It does this admirably, but there are limitations. You can see the individual pixels, and quite pronounced aliasing along diagonals.
But despite this, the the resulting experience is perfectly acceptable. As you move your head, the images track responsively (remarkably so, when you consider that a smartphone is not a specialist VR device. It just goes to show how good the internal positional sensors in smartphones actually are these days.)
It does get a bit jerky. Sometimes when you move the motion isn’t entirely smooth. I don’t know whether this is a limitation of the phone’s sensors or an inability to generate the scene quickly enough. The "Cardboard" itself doesn't of course have any impact on performance.
But the point is that it is close enough and good enough to be enjoyable. You definitely get that cinematic transfer of reality so that you believe you are there. Some scenes work better than others. One of the best for me was when I was inside a beach shelter, with four posts holding up a palm-leaf roof. You could see the floor and the ceiling. And you could see the beach, the sea and the seagulls flying too. There was a real sense of being there, and you wanted to pivot your head as far as possible to see what was actually out there.
The VR experience will only get better.
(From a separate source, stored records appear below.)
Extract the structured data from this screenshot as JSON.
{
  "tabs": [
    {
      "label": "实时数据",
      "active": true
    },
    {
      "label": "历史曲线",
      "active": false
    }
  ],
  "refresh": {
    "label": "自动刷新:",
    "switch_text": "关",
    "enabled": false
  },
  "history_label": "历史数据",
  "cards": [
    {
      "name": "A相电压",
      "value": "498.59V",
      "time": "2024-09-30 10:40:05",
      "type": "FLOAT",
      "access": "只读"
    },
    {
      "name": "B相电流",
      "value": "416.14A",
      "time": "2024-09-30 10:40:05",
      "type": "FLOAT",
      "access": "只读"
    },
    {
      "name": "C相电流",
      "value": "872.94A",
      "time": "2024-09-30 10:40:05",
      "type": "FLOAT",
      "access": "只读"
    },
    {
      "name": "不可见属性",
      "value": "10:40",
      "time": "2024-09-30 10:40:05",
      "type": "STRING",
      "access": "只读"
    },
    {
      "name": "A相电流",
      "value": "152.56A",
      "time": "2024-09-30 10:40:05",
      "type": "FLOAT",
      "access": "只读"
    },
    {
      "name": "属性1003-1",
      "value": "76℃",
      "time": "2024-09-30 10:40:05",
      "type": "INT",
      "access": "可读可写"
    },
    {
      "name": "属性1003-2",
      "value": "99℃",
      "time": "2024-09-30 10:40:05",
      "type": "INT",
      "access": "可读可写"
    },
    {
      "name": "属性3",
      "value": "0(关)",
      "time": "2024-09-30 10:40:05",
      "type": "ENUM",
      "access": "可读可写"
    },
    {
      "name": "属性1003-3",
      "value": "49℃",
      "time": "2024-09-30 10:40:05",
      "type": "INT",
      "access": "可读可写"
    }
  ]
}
But meanwhile, one way to add massively to the experience would be to have VR sound.
It doesn’t have to be complicated. The very least that would be required - and this would suffice in most circumstances, would be the ability to rotate a sound field. Let’s say you’re listening to the waves breaking. This would be a typical aural backdrop to a beach scene, and it doesn’t need to have massive positional accuracy. In fact, it would still enhance the virtual environment even if it didn’t respond to head movements at all.
Other sounds are more directional. Birdsong is always a great way to simulate a natural environment, and a sort of generalised backdrop of seagulls would work well here. On top of that, and this might be a bit of a luxury, you could envisage seagull sounds that follow the birds as you see them in the sky. This would need more accurate tracking, calling for more resources and highly layered audio.
All of which is either now or will be in the near future well within the capabilities of smartphones.
The ultimate virtual audio environment would include reverberation based on your environment, and audio accompaniments for your movements, especially footsteps. This can be incredibly effective. Ages ago (over ten years) I remember seen an exhibit where sensors picked up your footsteps and - completely in sync - played audio to make you think you were walking on various textures. I remember autumn leaves, shallow water and a pebble beach. Even though it didn’t physically feel like you were walking on these surfaces, it certainly made you think that you were. You would see people picking up and shaking their feed to the sound of walking through puddles.
There’s a long way to go with some of these techniques, but most of it is possible now. I’m pretty sure that if VR content providers were to pay more attention to directional audio, we’d be much more accepting of a low pixel count on the displays.